> Task brief
The response must contain every line from the records below that has "Index".
══ Data records ══
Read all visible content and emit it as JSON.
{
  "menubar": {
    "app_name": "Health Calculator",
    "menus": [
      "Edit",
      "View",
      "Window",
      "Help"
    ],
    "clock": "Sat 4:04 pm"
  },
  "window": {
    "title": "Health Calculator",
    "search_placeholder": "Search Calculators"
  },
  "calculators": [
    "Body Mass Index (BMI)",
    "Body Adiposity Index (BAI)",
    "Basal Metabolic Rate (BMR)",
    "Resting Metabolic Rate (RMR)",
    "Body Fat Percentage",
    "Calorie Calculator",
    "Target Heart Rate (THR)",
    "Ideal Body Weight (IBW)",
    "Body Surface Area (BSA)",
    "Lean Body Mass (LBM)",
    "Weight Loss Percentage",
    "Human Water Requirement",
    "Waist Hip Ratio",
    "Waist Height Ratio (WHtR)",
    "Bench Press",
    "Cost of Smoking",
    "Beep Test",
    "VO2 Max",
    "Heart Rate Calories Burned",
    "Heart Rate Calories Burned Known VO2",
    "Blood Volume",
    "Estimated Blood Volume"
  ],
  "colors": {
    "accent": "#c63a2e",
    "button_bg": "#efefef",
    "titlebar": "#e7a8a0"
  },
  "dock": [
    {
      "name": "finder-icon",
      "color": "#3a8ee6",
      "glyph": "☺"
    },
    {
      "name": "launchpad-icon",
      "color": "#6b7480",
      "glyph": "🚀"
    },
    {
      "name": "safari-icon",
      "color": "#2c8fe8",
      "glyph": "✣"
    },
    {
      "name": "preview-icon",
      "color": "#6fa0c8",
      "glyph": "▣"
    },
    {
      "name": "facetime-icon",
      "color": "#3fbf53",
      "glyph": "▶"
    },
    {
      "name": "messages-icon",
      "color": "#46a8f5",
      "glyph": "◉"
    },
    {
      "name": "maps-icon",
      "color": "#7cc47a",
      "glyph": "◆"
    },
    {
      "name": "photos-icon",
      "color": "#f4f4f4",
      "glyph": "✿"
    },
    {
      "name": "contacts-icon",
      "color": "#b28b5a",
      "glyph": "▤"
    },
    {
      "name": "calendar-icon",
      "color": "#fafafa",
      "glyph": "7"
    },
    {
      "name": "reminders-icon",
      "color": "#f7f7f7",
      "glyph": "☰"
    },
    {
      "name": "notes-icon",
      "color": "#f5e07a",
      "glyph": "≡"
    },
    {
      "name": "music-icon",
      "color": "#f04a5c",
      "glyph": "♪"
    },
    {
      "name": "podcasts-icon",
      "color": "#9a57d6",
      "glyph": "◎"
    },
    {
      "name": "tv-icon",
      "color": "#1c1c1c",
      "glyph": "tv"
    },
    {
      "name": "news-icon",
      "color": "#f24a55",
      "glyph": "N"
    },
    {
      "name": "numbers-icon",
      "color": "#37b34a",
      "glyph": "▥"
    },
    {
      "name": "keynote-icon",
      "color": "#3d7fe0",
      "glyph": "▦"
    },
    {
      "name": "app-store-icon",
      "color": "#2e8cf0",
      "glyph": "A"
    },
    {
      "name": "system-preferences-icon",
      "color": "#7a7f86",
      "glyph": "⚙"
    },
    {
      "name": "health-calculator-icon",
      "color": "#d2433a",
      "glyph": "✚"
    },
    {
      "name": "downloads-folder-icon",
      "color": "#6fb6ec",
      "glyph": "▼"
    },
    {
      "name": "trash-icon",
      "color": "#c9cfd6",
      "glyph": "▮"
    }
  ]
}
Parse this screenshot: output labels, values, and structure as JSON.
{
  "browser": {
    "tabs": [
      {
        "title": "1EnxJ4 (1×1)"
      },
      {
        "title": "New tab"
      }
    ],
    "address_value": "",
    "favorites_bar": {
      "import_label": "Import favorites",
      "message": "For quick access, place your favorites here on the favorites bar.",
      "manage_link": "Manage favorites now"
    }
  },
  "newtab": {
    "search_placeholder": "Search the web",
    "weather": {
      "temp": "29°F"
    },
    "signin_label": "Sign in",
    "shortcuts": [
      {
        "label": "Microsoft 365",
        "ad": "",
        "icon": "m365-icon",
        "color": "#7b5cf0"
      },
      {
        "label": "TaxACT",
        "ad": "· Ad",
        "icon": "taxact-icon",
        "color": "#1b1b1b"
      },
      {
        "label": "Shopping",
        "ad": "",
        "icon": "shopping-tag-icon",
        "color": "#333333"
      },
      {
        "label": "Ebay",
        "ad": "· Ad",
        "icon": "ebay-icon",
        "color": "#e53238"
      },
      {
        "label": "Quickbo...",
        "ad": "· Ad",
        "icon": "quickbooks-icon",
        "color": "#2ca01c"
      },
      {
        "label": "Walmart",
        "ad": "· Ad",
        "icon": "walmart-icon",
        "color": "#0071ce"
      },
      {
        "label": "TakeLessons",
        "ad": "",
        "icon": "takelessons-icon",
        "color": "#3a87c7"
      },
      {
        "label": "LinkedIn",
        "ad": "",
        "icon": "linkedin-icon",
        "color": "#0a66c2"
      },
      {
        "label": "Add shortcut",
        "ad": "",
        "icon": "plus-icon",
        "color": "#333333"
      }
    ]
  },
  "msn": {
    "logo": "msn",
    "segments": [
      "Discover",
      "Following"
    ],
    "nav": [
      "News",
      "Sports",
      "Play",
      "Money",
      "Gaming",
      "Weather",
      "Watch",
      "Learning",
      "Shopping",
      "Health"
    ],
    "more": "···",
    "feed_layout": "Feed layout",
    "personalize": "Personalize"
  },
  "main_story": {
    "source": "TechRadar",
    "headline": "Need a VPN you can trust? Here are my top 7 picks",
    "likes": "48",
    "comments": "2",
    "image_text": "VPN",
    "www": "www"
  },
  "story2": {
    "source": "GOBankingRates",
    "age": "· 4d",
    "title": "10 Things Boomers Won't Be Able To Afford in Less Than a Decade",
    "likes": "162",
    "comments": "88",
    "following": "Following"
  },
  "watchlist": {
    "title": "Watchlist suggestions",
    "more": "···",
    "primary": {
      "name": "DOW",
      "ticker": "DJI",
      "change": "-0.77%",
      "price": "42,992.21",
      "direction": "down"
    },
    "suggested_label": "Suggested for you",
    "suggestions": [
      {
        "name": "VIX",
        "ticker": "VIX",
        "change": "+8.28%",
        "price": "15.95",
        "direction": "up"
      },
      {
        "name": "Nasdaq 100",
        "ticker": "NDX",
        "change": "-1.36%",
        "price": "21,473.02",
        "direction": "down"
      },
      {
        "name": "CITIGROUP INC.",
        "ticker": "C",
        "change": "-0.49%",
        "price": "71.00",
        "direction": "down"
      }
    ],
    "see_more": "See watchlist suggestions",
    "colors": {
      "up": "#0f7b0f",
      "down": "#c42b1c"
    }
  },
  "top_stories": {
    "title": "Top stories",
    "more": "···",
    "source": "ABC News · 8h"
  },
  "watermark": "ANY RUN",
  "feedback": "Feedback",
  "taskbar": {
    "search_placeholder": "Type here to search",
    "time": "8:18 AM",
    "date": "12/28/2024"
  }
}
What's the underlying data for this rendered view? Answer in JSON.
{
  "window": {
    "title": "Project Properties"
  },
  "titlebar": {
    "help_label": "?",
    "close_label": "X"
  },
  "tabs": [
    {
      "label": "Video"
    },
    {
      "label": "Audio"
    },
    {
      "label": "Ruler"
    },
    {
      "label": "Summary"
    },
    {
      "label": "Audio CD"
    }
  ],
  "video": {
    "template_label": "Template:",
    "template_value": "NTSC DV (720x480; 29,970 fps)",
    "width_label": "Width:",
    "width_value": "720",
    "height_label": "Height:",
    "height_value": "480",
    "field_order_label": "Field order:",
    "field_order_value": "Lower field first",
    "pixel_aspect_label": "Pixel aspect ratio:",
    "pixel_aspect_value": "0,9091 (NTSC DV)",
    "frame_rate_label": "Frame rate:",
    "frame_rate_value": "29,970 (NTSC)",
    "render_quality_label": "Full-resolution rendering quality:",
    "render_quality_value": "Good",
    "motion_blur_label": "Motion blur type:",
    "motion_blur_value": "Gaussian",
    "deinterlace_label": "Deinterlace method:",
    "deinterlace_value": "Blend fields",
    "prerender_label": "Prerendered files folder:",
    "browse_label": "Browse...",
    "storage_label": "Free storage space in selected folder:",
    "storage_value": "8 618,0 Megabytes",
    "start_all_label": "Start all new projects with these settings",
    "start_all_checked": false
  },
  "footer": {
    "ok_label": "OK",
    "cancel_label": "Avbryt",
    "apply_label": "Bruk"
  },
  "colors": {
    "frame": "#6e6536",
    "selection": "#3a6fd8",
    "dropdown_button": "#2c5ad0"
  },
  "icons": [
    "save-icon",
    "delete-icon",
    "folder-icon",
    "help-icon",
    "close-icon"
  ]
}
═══
> Written solution
    "Body Mass Index (BMI)",
    "Body Adiposity Index (BAI)",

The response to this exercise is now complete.